Over the years the term “presumption” has been used by virtually all courts to “designate what are more accurately termed inferences or substantive rules of law.” It has also been used as a “loose synonym for presumption of fact, presumption of law, rebuttable presumption, and irrebuttable presumption.” To this list the Kentucky Court of Appeals had added mandatory presumption, presumptive evidence, and prima facie case. Perhaps of more significance than the indiscriminate use of terminology is the extent to which courts have used “presumptions” to describe judicial reasoning of various kinds and to perform chores more appropriate to unrelated procedural devices. As a result of the misuse of this concept, its real utility has been immersed in almost hopeless confusion. In this article, an effort is made to demonstrate this confusion as it exists in Kentucky and, by doing so, to provide a framework within which presumptions can be made to perform the rather simple functions for which they were created. Essential to this effort as a matter of background is a thorough discussion of the burden of proof concept to which the first two parts of the article are devoted.

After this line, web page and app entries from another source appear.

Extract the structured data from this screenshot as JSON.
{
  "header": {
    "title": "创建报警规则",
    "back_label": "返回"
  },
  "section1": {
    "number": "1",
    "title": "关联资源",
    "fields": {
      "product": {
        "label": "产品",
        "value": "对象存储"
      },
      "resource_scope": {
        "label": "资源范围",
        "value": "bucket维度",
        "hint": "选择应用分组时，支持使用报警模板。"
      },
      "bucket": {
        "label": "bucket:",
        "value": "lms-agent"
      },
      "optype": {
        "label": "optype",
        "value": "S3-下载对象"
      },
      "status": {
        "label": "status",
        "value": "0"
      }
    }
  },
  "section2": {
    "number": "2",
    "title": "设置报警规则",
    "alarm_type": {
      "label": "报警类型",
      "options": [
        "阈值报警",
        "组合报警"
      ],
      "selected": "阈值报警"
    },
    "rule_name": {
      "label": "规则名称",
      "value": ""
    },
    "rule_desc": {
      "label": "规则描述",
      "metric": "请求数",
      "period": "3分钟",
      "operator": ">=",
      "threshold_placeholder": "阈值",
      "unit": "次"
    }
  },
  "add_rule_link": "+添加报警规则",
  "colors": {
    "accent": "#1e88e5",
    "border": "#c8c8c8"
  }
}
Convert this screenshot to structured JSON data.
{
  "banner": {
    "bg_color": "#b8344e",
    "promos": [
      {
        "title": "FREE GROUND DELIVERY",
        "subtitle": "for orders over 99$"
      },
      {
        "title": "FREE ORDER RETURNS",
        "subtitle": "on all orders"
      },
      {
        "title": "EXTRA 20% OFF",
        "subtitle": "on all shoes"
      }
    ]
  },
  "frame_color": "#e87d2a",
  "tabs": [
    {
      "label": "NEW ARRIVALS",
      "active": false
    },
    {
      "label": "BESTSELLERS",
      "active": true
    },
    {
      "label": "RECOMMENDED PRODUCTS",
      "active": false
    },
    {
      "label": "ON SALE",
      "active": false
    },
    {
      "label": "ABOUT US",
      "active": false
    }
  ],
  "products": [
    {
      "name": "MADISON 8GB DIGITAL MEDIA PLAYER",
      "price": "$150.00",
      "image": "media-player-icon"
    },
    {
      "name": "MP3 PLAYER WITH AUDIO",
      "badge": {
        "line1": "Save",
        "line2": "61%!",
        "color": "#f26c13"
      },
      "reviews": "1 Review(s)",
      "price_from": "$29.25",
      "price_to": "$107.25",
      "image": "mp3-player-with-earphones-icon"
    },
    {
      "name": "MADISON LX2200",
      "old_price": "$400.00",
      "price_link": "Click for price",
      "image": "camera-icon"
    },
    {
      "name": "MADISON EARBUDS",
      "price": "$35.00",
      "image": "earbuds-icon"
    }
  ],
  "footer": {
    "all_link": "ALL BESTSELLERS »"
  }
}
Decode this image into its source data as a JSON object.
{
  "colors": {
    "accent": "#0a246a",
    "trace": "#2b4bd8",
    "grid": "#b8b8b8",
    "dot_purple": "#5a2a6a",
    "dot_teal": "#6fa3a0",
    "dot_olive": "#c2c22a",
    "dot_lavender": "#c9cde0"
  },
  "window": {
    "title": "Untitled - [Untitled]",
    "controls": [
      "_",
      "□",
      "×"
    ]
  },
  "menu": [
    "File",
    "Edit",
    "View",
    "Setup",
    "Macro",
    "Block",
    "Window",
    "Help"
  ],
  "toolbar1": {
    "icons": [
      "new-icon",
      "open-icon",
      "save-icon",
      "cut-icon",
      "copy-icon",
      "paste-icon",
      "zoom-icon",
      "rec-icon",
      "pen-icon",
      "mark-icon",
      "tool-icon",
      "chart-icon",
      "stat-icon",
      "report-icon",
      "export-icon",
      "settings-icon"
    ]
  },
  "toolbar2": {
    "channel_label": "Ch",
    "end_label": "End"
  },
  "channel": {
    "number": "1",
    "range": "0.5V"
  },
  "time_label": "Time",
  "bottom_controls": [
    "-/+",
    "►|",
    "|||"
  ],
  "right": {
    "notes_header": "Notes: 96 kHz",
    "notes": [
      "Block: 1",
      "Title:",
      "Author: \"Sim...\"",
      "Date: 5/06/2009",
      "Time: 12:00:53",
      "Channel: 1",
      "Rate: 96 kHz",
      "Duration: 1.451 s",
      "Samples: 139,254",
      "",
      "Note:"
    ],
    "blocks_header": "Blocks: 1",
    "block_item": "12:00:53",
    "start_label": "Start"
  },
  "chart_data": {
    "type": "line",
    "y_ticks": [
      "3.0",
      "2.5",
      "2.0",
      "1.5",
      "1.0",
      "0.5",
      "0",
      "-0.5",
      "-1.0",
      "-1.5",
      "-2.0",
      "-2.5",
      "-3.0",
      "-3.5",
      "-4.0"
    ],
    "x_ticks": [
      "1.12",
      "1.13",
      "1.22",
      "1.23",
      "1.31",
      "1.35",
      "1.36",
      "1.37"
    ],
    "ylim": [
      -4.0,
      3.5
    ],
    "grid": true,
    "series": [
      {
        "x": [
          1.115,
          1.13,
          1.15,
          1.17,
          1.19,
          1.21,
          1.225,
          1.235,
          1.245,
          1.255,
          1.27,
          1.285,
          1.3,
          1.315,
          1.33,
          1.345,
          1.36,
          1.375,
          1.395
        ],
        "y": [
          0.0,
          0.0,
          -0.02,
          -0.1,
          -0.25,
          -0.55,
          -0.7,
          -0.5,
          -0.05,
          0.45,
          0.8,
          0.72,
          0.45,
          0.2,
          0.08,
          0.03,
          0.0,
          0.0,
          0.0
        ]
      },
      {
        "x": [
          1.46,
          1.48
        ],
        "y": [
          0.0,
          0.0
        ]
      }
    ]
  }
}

Robert G. Lawson, The Law of Presumptions: A Look at Confusion, Kentucky Style, 57 Ky. L.J. 7 (1968).